I met with them together, in a mediation session, and asked them what had been their original goals for the prenup. As we created a list of those goals, it became clear that they were quite aligned.

Robert owned some properties with his brother and mother, and wanted to keep those as separate property. Alicia was fine with that, that felt fair to her.

They asked me to use the prenup that their attorneys had drafted, and edit it. I had to do a lot of deleting, to take out all of the extraneous things that one attorney said was necessary to “protect” the client, and the other attorney refused to accept. I ended up with a postnuptial agreement that met their original goals.

They came in again, we read it through, they made a couple of changes, and then they signed it that night. They were both so happy to find a way to resolve this whole matter so smoothly, after a process which left them feeling frightened and that their conflicts were intractable.

The power of mediation!

Read more here to find out if a prenup is right for you. 


What’s it all about, anyway?

I’ve always been a person whom people like to talk to. I guess I’m a good listener – and also I don’t pass judgment. I myself have done things I’m not proud of – had a relationship wither, and cheat rather than tell my boyfriend that I wanted to end it, for example – so if someone cheats on their spouse, well – yeah it’s not the most mature way to handle the end of your marriage but – hey – we’re all doing the best we can.

So after I went to law school, and tried a few different things, mediation felt like a perfect fit.

Plus – I get to see into people’s marriages, people’s lives. Sometimes I feel like I’m watching a juicy film, as they fight in my office.

But lately, I’m feeling very sad. I wish they weren’t breaking up.

A woman last week said, “He’s still my best friend, he GETS me, and I get him, and I love him. But I feel like what we want from our lives is too different for us to stay together.”

And I was thinking – lady, you’ve got it a lot better than most, having someone you love who “gets” you.

I don’t know. Why do some people stay together and others break apart? Myriad variations as there are couples. Myriad answers to that question.

Marriage is often not fun – at least in my experience. I go through weeks where I am feeling like, “Oh well, my life is really a big disappointment, but there we go – that’s how it turned out.” but then, I stick with it, and it changes – and to me that is the real magic of the whole thing – that I can be so irritated with him, for weeks even, and then it changes. And all of a sudden he’s the hunky, cutey that I fell in love with, again.

The older and more middle-aged I get, the more I think it is about an economic partnership. If I hadn’t gotten married, we wouldn’t have bought a house, we wouldn’t have pooled our incomes and began to amass savings. We wouldn’t have had these wonderful children who have become the center of our lives (at least till they become teenagers).

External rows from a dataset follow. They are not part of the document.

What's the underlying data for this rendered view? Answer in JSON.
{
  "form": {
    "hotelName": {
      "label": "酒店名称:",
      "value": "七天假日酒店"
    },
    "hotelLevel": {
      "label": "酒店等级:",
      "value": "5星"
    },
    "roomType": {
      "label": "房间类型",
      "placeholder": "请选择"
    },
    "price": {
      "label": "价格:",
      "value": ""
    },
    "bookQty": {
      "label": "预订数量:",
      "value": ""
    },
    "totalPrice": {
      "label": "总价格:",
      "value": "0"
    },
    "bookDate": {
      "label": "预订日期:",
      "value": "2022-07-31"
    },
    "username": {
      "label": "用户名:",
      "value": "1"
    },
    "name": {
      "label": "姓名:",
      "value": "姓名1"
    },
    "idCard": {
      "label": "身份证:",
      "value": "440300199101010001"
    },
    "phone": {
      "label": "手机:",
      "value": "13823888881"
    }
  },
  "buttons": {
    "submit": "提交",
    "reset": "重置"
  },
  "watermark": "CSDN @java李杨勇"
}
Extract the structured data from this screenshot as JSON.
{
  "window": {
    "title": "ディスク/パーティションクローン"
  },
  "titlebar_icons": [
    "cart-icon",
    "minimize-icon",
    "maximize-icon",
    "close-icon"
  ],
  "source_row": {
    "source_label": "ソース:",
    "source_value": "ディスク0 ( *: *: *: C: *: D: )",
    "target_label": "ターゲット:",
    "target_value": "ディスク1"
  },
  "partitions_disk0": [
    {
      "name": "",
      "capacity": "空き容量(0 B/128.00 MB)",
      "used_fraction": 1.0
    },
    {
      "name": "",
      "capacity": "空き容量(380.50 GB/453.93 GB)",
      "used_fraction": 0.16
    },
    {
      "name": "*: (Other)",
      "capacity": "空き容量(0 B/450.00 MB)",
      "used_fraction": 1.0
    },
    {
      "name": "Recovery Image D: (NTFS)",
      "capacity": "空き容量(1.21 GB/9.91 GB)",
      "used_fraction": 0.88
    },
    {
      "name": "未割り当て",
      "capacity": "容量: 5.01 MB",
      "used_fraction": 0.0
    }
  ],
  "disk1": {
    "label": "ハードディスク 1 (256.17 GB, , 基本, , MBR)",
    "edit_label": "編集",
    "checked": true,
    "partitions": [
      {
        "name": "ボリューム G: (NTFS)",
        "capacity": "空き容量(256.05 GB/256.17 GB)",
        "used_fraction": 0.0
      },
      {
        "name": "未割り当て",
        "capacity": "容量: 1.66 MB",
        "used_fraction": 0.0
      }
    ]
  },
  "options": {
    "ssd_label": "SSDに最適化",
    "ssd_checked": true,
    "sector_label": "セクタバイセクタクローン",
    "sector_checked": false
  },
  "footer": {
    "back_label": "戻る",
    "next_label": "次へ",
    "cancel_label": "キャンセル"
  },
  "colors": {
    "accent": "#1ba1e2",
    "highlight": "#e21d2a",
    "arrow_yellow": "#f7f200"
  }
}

But – then I probably have a “good” marriage (whatever that is). And maybe my clients don’t.

Or maybe – they have lower tolerance for conflict.